Search for “how to go viral” on Google, and you will get over 15 million results and a seemingly endless list of blog posts, articles, or studies presenting with great precision the steps you need to take to reach a massive audience. It seems that everyone and their mother wants to learn how to create viral content.

Marketers know this scenario all too well: a client, at one point, will express their desire to make their brand viral. Even those who don’t bother with the intricacies of marketing know that once you have a piece of content disseminated on a large scale by people, you’ve made it big. But is viral content something that you can control or, better yet, craft at wish?

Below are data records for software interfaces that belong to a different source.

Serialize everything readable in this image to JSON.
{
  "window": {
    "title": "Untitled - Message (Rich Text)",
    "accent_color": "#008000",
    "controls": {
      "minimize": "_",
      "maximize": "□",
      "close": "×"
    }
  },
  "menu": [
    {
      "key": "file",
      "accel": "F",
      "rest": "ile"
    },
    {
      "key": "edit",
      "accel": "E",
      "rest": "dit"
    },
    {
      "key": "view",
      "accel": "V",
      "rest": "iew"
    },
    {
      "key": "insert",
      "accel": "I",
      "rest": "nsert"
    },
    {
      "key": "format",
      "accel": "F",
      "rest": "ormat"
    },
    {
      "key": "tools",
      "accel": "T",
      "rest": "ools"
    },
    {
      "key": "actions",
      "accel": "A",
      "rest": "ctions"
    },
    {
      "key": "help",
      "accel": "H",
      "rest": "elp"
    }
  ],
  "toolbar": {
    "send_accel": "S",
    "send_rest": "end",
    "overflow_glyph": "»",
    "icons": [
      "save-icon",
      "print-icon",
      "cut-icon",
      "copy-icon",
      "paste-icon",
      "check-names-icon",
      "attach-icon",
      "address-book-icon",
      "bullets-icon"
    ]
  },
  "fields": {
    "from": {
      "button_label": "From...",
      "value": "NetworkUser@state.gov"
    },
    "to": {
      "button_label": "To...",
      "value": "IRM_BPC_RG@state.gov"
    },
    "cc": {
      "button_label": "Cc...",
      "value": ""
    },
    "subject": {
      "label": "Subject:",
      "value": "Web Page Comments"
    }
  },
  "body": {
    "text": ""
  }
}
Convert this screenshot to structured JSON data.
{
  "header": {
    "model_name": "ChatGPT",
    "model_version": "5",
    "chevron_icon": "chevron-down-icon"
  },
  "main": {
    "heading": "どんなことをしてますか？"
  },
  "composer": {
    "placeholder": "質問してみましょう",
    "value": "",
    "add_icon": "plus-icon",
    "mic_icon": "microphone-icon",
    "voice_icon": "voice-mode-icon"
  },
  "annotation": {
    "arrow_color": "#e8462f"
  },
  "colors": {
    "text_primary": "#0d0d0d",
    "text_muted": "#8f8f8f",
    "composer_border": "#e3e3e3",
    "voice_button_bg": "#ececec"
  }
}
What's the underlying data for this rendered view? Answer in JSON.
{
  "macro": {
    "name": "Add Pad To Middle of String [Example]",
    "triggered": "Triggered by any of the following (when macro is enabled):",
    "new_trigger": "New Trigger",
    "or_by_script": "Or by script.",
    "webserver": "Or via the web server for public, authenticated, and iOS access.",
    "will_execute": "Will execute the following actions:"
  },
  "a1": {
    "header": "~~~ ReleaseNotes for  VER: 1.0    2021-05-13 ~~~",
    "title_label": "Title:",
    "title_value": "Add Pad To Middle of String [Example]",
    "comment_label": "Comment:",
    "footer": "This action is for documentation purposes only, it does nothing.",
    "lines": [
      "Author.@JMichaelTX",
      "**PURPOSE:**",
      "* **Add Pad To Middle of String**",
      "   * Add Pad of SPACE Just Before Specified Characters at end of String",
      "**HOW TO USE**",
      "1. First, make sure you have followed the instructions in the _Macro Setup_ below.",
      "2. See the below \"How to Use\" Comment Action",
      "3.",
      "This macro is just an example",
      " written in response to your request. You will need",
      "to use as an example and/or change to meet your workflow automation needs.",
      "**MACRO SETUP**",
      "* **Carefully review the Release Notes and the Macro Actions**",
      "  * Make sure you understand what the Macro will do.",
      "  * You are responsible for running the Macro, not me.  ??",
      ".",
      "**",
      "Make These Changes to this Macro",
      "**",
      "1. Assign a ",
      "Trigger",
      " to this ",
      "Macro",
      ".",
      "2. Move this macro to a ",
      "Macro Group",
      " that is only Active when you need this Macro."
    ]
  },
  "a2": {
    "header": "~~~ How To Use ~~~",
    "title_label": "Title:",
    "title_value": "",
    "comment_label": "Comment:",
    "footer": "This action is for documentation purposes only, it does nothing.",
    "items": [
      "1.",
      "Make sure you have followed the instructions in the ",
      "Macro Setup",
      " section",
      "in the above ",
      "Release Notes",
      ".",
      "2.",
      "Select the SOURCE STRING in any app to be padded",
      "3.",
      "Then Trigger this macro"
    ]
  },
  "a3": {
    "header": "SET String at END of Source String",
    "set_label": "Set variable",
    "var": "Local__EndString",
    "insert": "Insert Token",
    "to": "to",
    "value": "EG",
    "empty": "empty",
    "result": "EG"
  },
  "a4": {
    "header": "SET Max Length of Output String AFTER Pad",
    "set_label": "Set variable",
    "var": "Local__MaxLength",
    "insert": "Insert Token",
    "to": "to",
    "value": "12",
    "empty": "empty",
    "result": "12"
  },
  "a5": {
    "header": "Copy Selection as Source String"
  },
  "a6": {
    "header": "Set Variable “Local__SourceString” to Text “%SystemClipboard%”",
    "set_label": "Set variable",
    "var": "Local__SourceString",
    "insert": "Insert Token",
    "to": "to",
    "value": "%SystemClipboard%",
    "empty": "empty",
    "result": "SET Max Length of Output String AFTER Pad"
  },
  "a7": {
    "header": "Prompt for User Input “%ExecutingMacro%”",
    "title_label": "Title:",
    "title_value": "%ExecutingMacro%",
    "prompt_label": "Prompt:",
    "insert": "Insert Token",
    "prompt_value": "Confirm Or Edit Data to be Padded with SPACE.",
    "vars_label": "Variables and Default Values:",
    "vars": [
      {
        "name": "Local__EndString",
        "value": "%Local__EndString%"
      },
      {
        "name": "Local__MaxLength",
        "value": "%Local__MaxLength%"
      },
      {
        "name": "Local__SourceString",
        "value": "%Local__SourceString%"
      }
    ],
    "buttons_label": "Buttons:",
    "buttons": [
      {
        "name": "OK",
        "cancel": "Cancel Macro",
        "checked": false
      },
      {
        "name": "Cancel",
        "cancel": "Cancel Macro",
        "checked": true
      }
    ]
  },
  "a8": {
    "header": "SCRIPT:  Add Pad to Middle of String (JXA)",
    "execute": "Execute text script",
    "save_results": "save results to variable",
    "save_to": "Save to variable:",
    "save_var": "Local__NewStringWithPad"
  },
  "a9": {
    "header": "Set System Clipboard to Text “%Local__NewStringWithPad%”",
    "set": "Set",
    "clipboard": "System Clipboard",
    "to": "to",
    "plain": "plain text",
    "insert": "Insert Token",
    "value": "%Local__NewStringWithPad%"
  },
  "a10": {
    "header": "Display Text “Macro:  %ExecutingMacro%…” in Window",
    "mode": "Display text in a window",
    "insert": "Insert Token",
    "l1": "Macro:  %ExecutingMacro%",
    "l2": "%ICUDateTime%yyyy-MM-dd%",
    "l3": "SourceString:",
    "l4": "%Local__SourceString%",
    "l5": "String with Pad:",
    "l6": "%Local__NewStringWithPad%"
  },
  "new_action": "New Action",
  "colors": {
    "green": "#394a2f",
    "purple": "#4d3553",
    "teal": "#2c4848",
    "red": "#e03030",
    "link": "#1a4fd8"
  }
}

How to Make Something Viral
At least, in theory, marketing agencies know how to make a video, post, ad, or any form of content go viral. It’s not exactly a secret recipe – a short analysis of previous viral materials can result in a lot of useful information on how to make a particular brand famous.

So, how do they do it?

Well, they’ll most likely carve out a strategy that will contain everything from what words to use in the headline, what Social Media platform to use, and when to publish the content or launch the campaign to get the biggest impact. They’ll look at popular trends online and try to integrate them without making it look forced.

While all these tactics can certainly boost up the visibility of your campaign, there’s no guarantee it will take the internet by storm. Celebrities or big brands that already have a generous following have a better chance of creating content that will spread like wildfire. Those with a modest follower count, however, have to rely on luck.

Here’s the thing: there are an average 6000 tweets posted per second, totaling up to roughly 500 million tweets per day. And, don’t let us get started on other social media platforms. The amount of content posted every day is insane. One truth that you must accept is that the internet is unpredictable.

So, Should You Try It?
There’s nothing wrong with contacting a marketing agency and hiring them to plan a campaign for your brand, obviously. But going into the meeting with the sole intent of becoming viral can bring to light some disappointing outcomes.

Marketers know the odds of a smaller brand going viral. It’s not great – let us tell you just that. Unless you’re Beyonce or Pepsi, you can’t make something go viral.

What You Can Do
Instead of focusing on quick ways to get viral, talk to an agency or marketers about a campaign that can generate some buzz around your brand the old-fashioned way: by going directly to the people interested in what you’re offering.

Sure, you won’t be taking over the internet, but you can still gain some visibility and status. So, try to think long-term and focus on tactics that although don’t bring impressive results quickly can help scale your business.